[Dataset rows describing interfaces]
- - -

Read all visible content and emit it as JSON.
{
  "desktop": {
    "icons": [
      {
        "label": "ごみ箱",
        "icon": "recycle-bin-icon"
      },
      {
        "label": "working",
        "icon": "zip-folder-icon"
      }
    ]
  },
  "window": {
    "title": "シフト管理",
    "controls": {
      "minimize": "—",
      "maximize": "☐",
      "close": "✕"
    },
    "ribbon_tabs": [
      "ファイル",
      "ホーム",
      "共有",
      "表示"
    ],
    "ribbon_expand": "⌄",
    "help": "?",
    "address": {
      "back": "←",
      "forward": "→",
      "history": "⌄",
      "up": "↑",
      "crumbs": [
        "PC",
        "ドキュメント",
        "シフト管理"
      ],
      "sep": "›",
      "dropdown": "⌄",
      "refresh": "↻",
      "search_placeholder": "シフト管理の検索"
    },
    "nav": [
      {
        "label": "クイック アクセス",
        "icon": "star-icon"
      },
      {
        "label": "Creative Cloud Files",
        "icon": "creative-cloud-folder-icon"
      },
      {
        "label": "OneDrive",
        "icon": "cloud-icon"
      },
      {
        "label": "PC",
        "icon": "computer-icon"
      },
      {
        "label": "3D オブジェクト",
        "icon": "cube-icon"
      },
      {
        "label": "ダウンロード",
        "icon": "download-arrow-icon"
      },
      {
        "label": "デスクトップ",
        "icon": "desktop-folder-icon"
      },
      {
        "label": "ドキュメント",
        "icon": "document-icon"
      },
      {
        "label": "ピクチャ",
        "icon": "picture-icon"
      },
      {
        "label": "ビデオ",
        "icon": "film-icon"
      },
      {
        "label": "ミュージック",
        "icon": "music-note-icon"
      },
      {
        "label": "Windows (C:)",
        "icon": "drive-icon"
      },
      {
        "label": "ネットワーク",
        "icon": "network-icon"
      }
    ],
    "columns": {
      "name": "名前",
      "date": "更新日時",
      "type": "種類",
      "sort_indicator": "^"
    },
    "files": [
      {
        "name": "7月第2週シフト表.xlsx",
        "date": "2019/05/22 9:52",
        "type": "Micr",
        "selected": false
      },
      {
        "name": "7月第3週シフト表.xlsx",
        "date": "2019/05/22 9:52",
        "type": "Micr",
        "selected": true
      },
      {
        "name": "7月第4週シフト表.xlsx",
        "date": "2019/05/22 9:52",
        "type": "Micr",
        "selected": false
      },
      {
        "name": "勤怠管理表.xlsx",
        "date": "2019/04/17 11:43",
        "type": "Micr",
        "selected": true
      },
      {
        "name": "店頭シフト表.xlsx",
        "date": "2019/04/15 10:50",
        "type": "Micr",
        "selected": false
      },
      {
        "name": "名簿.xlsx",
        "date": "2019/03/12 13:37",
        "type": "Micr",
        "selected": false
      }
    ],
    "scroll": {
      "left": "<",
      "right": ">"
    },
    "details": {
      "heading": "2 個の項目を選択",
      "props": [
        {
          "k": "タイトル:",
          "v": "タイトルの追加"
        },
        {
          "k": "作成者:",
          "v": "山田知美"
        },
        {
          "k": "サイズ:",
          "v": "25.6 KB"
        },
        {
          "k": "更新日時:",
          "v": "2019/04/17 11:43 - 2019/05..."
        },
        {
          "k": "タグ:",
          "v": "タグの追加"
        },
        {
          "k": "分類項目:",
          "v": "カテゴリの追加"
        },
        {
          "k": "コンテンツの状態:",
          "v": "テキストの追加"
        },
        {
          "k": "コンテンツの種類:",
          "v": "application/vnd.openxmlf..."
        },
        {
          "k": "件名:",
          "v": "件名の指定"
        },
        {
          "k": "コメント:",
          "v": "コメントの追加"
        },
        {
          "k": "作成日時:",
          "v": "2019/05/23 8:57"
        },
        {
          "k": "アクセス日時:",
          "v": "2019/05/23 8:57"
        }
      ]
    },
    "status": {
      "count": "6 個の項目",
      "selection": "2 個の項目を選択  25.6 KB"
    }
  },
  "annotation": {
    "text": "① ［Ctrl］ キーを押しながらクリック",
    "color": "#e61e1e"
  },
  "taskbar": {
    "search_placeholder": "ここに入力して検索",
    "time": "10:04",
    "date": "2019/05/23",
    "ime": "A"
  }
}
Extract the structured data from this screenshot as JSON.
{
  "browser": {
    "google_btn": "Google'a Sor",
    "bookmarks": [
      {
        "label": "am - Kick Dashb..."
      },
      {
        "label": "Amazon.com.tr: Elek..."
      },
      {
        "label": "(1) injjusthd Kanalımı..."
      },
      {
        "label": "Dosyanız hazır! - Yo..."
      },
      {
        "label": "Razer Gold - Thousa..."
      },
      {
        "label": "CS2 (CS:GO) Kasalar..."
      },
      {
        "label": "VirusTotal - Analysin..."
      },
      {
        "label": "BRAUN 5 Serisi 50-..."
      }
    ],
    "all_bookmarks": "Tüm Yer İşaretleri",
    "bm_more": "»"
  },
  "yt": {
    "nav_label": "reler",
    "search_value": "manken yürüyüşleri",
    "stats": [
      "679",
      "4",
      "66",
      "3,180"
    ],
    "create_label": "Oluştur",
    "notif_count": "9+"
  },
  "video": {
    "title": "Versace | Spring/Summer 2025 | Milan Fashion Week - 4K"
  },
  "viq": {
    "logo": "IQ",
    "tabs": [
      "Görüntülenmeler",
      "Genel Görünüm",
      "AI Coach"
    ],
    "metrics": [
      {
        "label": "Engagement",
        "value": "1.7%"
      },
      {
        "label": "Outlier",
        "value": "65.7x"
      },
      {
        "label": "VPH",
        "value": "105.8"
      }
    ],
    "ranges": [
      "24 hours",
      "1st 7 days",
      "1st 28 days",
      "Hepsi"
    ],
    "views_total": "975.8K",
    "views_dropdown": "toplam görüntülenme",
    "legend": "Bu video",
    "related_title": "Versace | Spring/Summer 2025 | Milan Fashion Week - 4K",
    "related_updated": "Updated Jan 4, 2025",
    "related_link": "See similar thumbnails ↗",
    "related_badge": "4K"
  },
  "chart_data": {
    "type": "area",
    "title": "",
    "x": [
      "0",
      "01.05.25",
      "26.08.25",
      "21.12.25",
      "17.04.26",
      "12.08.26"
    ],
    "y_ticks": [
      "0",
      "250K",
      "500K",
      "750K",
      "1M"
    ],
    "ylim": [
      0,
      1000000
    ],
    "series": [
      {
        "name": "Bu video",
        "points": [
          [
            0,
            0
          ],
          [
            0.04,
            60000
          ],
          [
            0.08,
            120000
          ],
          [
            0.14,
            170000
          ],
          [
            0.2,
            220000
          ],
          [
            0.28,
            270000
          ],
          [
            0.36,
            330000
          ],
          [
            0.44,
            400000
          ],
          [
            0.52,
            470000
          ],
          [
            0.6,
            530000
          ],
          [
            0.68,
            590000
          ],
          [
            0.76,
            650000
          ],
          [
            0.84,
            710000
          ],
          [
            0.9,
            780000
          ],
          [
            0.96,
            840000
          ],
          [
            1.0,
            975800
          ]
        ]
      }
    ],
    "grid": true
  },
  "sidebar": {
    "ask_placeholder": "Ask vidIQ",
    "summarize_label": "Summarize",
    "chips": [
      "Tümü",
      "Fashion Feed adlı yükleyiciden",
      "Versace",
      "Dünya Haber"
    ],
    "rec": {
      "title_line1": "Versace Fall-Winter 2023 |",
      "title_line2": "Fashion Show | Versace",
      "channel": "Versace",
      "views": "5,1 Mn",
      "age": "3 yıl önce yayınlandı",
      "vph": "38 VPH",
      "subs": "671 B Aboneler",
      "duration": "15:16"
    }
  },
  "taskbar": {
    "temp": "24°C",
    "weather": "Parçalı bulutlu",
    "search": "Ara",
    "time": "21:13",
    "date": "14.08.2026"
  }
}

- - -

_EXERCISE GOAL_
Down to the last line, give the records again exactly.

_OUTPUT FOR THIS EXERCISE_
Read all visible content and emit it as JSON.
{
  "desktop": {
    "icons": [
      {
        "label": "ごみ箱",
        "icon": "recycle-bin-icon"
      },
      {
        "label": "working",
        "icon": "zip-folder-icon"
      }
    ]
  },
  "window": {
    "title": "シフト管理",
    "controls": {
      "minimize": "—",
      "maximize": "☐",
      "close": "✕"
    },
    "ribbon_tabs": [
      "ファイル",
      "ホーム",
      "共有",
      "表示"
    ],
    "ribbon_expand": "⌄",
    "help": "?",
    "address": {
      "back": "←",
      "forward": "→",
      "history": "⌄",
      "up": "↑",
      "crumbs": [
        "PC",
        "ドキュメント",
        "シフト管理"
      ],
      "sep": "›",
      "dropdown": "⌄",
      "refresh": "↻",
      "search_placeholder": "シフト管理の検索"
    },
    "nav": [
      {
        "label": "クイック アクセス",
        "icon": "star-icon"
      },
      {
        "label": "Creative Cloud Files",
        "icon": "creative-cloud-folder-icon"
      },
      {
        "label": "OneDrive",
        "icon": "cloud-icon"
      },
      {
        "label": "PC",
        "icon": "computer-icon"
      },
      {
        "label": "3D オブジェクト",
        "icon": "cube-icon"
      },
      {
        "label": "ダウンロード",
        "icon": "download-arrow-icon"
      },
      {
        "label": "デスクトップ",
        "icon": "desktop-folder-icon"
      },
      {
        "label": "ドキュメント",
        "icon": "document-icon"
      },
      {
        "label": "ピクチャ",
        "icon": "picture-icon"
      },
      {
        "label": "ビデオ",
        "icon": "film-icon"
      },
      {
        "label": "ミュージック",
        "icon": "music-note-icon"
      },
      {
        "label": "Windows (C:)",
        "icon": "drive-icon"
      },
      {
        "label": "ネットワーク",
        "icon": "network-icon"
      }
    ],
    "columns": {
      "name": "名前",
      "date": "更新日時",
      "type": "種類",
      "sort_indicator": "^"
    },
    "files": [
      {
        "name": "7月第2週シフト表.xlsx",
        "date": "2019/05/22 9:52",
        "type": "Micr",
        "selected": false
      },
      {
        "name": "7月第3週シフト表.xlsx",
        "date": "2019/05/22 9:52",
        "type": "Micr",
        "selected": true
      },
      {
        "name": "7月第4週シフト表.xlsx",
        "date": "2019/05/22 9:52",
        "type": "Micr",
        "selected": false
      },
      {
        "name": "勤怠管理表.xlsx",
        "date": "2019/04/17 11:43",
        "type": "Micr",
        "selected": true
      },
      {
        "name": "店頭シフト表.xlsx",
        "date": "2019/04/15 10:50",
        "type": "Micr",
        "selected": false
      },
      {
        "name": "名簿.xlsx",
        "date": "2019/03/12 13:37",
        "type": "Micr",
        "selected": false
      }
    ],
    "scroll": {
      "left": "<",
      "right": ">"
    },
    "details": {
      "heading": "2 個の項目を選択",
      "props": [
        {
          "k": "タイトル:",
          "v": "タイトルの追加"
        },
        {
          "k": "作成者:",
          "v": "山田知美"
        },
        {
          "k": "サイズ:",
          "v": "25.6 KB"
        },
        {
          "k": "更新日時:",
          "v": "2019/04/17 11:43 - 2019/05..."
        },
        {
          "k": "タグ:",
          "v": "タグの追加"
        },
        {
          "k": "分類項目:",
          "v": "カテゴリの追加"
        },
        {
          "k": "コンテンツの状態:",
          "v": "テキストの追加"
        },
        {
          "k": "コンテンツの種類:",
          "v": "application/vnd.openxmlf..."
        },
        {
          "k": "件名:",
          "v": "件名の指定"
        },
        {
          "k": "コメント:",
          "v": "コメントの追加"
        },
        {
          "k": "作成日時:",
          "v": "2019/05/23 8:57"
        },
        {
          "k": "アクセス日時:",
          "v": "2019/05/23 8:57"
        }
      ]
    },
    "status": {
      "count": "6 個の項目",
      "selection": "2 個の項目を選択  25.6 KB"
    }
  },
  "annotation": {
    "text": "① ［Ctrl］ キーを押しながらクリック",
    "color": "#e61e1e"
  },
  "taskbar": {
    "search_placeholder": "ここに入力して検索",
    "time": "10:04",
    "date": "2019/05/23",
    "ime": "A"
  }
}
Extract the structured data from this screenshot as JSON.
{
  "browser": {
    "google_btn": "Google'a Sor",
    "bookmarks": [
      {
        "label": "am - Kick Dashb..."
      },
      {
        "label": "Amazon.com.tr: Elek..."
      },
      {
        "label": "(1) injjusthd Kanalımı..."
      },
      {
        "label": "Dosyanız hazır! - Yo..."
      },
      {
        "label": "Razer Gold - Thousa..."
      },
      {
        "label": "CS2 (CS:GO) Kasalar..."
      },
      {
        "label": "VirusTotal - Analysin..."
      },
      {
        "label": "BRAUN 5 Serisi 50-..."
      }
    ],
    "all_bookmarks": "Tüm Yer İşaretleri",
    "bm_more": "»"
  },
  "yt": {
    "nav_label": "reler",
    "search_value": "manken yürüyüşleri",
    "stats": [
      "679",
      "4",
      "66",
      "3,180"
    ],
    "create_label": "Oluştur",
    "notif_count": "9+"
  },
  "video": {
    "title": "Versace | Spring/Summer 2025 | Milan Fashion Week - 4K"
  },
  "viq": {
    "logo": "IQ",
    "tabs": [
      "Görüntülenmeler",
      "Genel Görünüm",
      "AI Coach"
    ],
    "metrics": [
      {
        "label": "Engagement",
        "value": "1.7%"
      },
      {
        "label": "Outlier",
        "value": "65.7x"
      },
      {
        "label": "VPH",
        "value": "105.8"
      }
    ],
    "ranges": [
      "24 hours",
      "1st 7 days",
      "1st 28 days",
      "Hepsi"
    ],
    "views_total": "975.8K",
    "views_dropdown": "toplam görüntülenme",
    "legend": "Bu video",
    "related_title": "Versace | Spring/Summer 2025 | Milan Fashion Week - 4K",
    "related_updated": "Updated Jan 4, 2025",
    "related_link": "See similar thumbnails ↗",
    "related_badge": "4K"
  },
  "chart_data": {
    "type": "area",
    "title": "",
    "x": [
      "0",
      "01.05.25",
      "26.08.25",
      "21.12.25",
      "17.04.26",
      "12.08.26"
    ],
    "y_ticks": [
      "0",
      "250K",
      "500K",
      "750K",
      "1M"
    ],
    "ylim": [
      0,
      1000000
    ],
    "series": [
      {
        "name": "Bu video",
        "points": [
          [
            0,
            0
          ],
          [
            0.04,
            60000
          ],
          [
            0.08,
            120000
          ],
          [
            0.14,
            170000
          ],
          [
            0.2,
            220000
          ],
          [
            0.28,
            270000
          ],
          [
            0.36,
            330000
          ],
          [
            0.44,
            400000
          ],
          [
            0.52,
            470000
          ],
          [
            0.6,
            530000
          ],
          [
            0.68,
            590000
          ],
          [
            0.76,
            650000
          ],
          [
            0.84,
            710000
          ],
          [
            0.9,
            780000
          ],
          [
            0.96,
            840000
          ],
          [
            1.0,
            975800
          ]
        ]
      }
    ],
    "grid": true
  },
  "sidebar": {
    "ask_placeholder": "Ask vidIQ",
    "summarize_label": "Summarize",
    "chips": [
      "Tümü",
      "Fashion Feed adlı yükleyiciden",
      "Versace",
      "Dünya Haber"
    ],
    "rec": {
      "title_line1": "Versace Fall-Winter 2023 |",
      "title_line2": "Fashion Show | Versace",
      "channel": "Versace",
      "views": "5,1 Mn",
      "age": "3 yıl önce yayınlandı",
      "vph": "38 VPH",
      "subs": "671 B Aboneler",
      "duration": "15:16"
    }
  },
  "taskbar": {
    "temp": "24°C",
    "weather": "Parçalı bulutlu",
    "search": "Ara",
    "time": "21:13",
    "date": "14.08.2026"
  }
}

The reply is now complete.